The Camp Fire in Northern California burns in this Nov. 8, 2018, satellite image from NASA

Firefighters have made progress in fighting California's major wildfires, but the path of destruction left behind will take a long time to rebuild.

By Sunday night, the Camp Fire raging in Northern California, now the most destructive and deadly in the state's history, had grown to 150,000 acres and was 65% contained. Seventy-seven people are confirmed dead. More than 1,200 people are still missing and unaccounted for, ABC News reports. The fire has destroyed more than 13,700 structures, including 10,364 homes and 418 commercial buildings. There are 14,500 structures threatened.

In Southern California, the Woolsey Fire in Los Angeles and Ventura counties was at 96,949 acres and 91% contained as of Sunday night. The largest of the fires to hit Southern California, it has destroyed 1,452 structures and damaged 337. It has resulted in three confirmed deaths.

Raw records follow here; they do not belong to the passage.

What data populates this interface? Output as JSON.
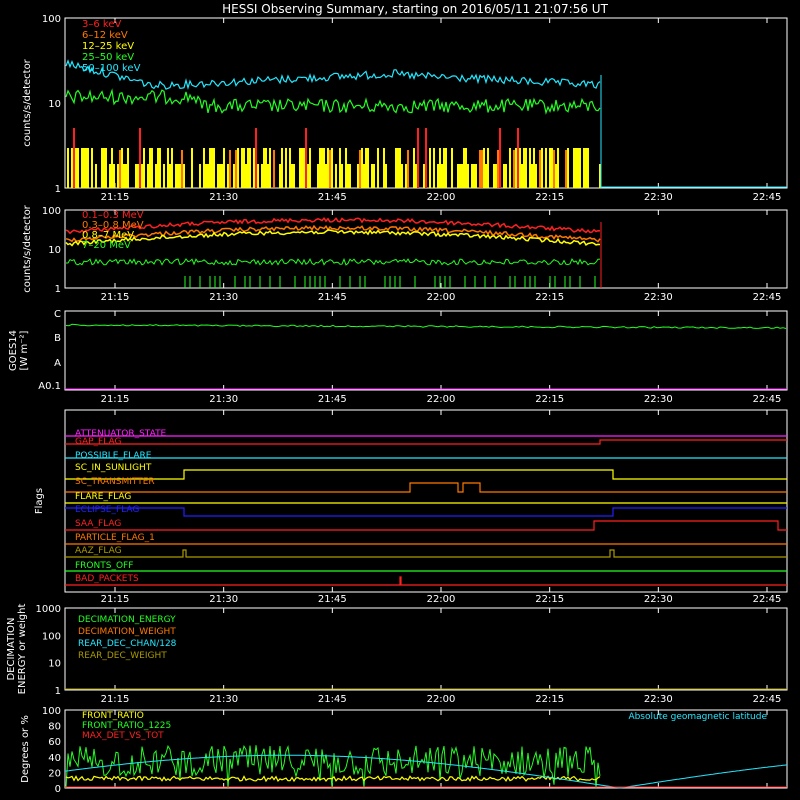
{
  "title": "HESSI Observing Summary, starting on 2016/05/11 21:07:56 UT",
  "time_ticks": [
    "21:15",
    "21:30",
    "21:45",
    "22:00",
    "22:15",
    "22:30",
    "22:45"
  ],
  "colors": {
    "red": "#ff2020",
    "orange": "#ff7800",
    "yellow": "#ffff00",
    "green": "#22ff22",
    "cyan": "#22e8ff",
    "magenta": "#ff22ff",
    "blue": "#2020ff",
    "olive": "#aa9900",
    "white": "#ffffff",
    "lightcyan": "#66ddff"
  },
  "chart_data": [
    {
      "id": "panel1",
      "type": "line",
      "scale": "log",
      "ylabel": "counts/s/detector",
      "ylim": [
        1,
        100
      ],
      "yticks": [
        "1",
        "10",
        "100"
      ],
      "series": [
        {
          "name": "3–6 keV",
          "color": "red",
          "level": 2.2
        },
        {
          "name": "6–12 keV",
          "color": "orange",
          "level": 2.4
        },
        {
          "name": "12–25 keV",
          "color": "yellow",
          "level": 2.6
        },
        {
          "name": "25–50 keV",
          "color": "green",
          "level": 7.5
        },
        {
          "name": "50–100 keV",
          "color": "cyan",
          "level": 16
        }
      ]
    },
    {
      "id": "panel2",
      "type": "line",
      "scale": "log",
      "ylabel": "counts/s/detector",
      "ylim": [
        1,
        100
      ],
      "yticks": [
        "1",
        "10",
        "100"
      ],
      "series": [
        {
          "name": "0.1–0.3 MeV",
          "color": "red",
          "level": 30
        },
        {
          "name": "0.3–0.8 MeV",
          "color": "orange",
          "level": 22
        },
        {
          "name": "0.8–7 MeV",
          "color": "yellow",
          "level": 18
        },
        {
          "name": "7–20 MeV",
          "color": "green",
          "level": 4
        }
      ]
    },
    {
      "id": "goes",
      "type": "line",
      "ylabel": "GOES14",
      "ylabel2": "[W m⁻²]",
      "yticks": [
        "A0.1",
        "A",
        "B",
        "C"
      ],
      "series": [
        {
          "name": "GOES14",
          "color": "green",
          "level": "B6"
        }
      ]
    },
    {
      "id": "flags",
      "type": "timeline",
      "ylabel": "Flags",
      "flags": [
        {
          "name": "ATTENUATOR_STATE",
          "color": "magenta"
        },
        {
          "name": "GAP_FLAG",
          "color": "red"
        },
        {
          "name": "POSSIBLE_FLARE",
          "color": "cyan"
        },
        {
          "name": "SC_IN_SUNLIGHT",
          "color": "yellow"
        },
        {
          "name": "SC_TRANSMITTER",
          "color": "orange"
        },
        {
          "name": "FLARE_FLAG",
          "color": "yellow"
        },
        {
          "name": "ECLIPSE_FLAG",
          "color": "blue"
        },
        {
          "name": "SAA_FLAG",
          "color": "red"
        },
        {
          "name": "PARTICLE_FLAG_1",
          "color": "orange"
        },
        {
          "name": "AAZ_FLAG",
          "color": "olive"
        },
        {
          "name": "FRONTS_OFF",
          "color": "green"
        },
        {
          "name": "BAD_PACKETS",
          "color": "red"
        }
      ]
    },
    {
      "id": "decimation",
      "type": "line",
      "scale": "log",
      "ylabel": "DECIMATION",
      "ylabel2": "ENERGY or weight",
      "ylim": [
        1,
        1000
      ],
      "yticks": [
        "1",
        "10",
        "100",
        "1000"
      ],
      "series": [
        {
          "name": "DECIMATION_ENERGY",
          "color": "green"
        },
        {
          "name": "DECIMATION_WEIGHT",
          "color": "orange"
        },
        {
          "name": "REAR_DEC_CHAN/128",
          "color": "cyan"
        },
        {
          "name": "REAR_DEC_WEIGHT",
          "color": "olive"
        }
      ]
    },
    {
      "id": "ratio",
      "type": "line",
      "ylabel": "Degrees or %",
      "ylim": [
        0,
        100
      ],
      "yticks": [
        "0",
        "20",
        "40",
        "60",
        "80",
        "100"
      ],
      "series": [
        {
          "name": "FRONT_RATIO",
          "color": "yellow"
        },
        {
          "name": "FRONT_RATIO_1225",
          "color": "green"
        },
        {
          "name": "MAX_DET_VS_TOT",
          "color": "red"
        }
      ],
      "annotation": "Absolute geomagnetic latitude"
    }
  ]
}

The Woolsey Fire has now surpassed last year's Thomas Fire when it comes to homes and other buildings destroyed. The Thomas Fire destroyed 1,063 structures, the Ventura County Star reports.

Rain is expected Tuesday night in Northern California, a glimmer of hope for firefighters who have been battling the dry conditions and winds that help drive the spread of the fire. The rain should also help the air quality in the Bay Area. Northern California had the worst air quality in the world over the weekend. Winds have pushed smoke from the Camp Fire as far south as Fresno.

There are concerns that the rain, while it will help with conditions for fighting the fire, could also cause mudslides and debris flows. That risk was tragically illustrated after last year's fires in Southern California when rains caused flash floods and mudslides in Montecito and Santa Barbara. Twenty-one people died.

Officials are moving those whose homes in Paradise were destroyed by the Camp Fire and who have been living in tents to more secure shelters in anticipation of the rain, AccuWeather reports.

Anticipated rain is raising a similar mix of hope and concern in Southern California. Up to an inch of rain is expected to hit the burned areas of Southern California as early as Wednesday, which could cause debris flows and rock slides, the Star reports.

Damage from the Camp Fire in Northern California, the deadliest and most destructive fire in state history
Damage from the Camp Fire, the deadliest and most destructive fire in California's history

On Saturday, President Donald Trump visited California and toured the areas hit by the Camp Fire and then the Woolsey Fire along with Gov. Jerry Brown and Gov.-elect Gavin Newsom.

In areas that burned, rebuilding is often a given, particularly when it comes to housing, since demand is so great and California already has too little supply.

In Paradise, the town hardest hit by the Camp Fire, the fire destroyed about 90% of the homes and about 50% of the town's business district, Mayor Jody Jones told NPR. She said the town, home to about 26,000 people, plans to rebuild. The high school, hospital, library and town hall still stand.

Plans are already being made to rebuild Paramount Ranch in Los Angeles County, one of the landmarks that burned in the fire.

Rebuilding in those areas burned by the fires will take time, as past fires have shown. After last year's fires, cities worked to streamline and expedite rebuilding to take advantage of government aid and meet insurance timelines. But a year later, cities like Santa Rosa are still in the process of rebuilding even as discussions are ongoing about how city planning may change due to increased fire risk going forward.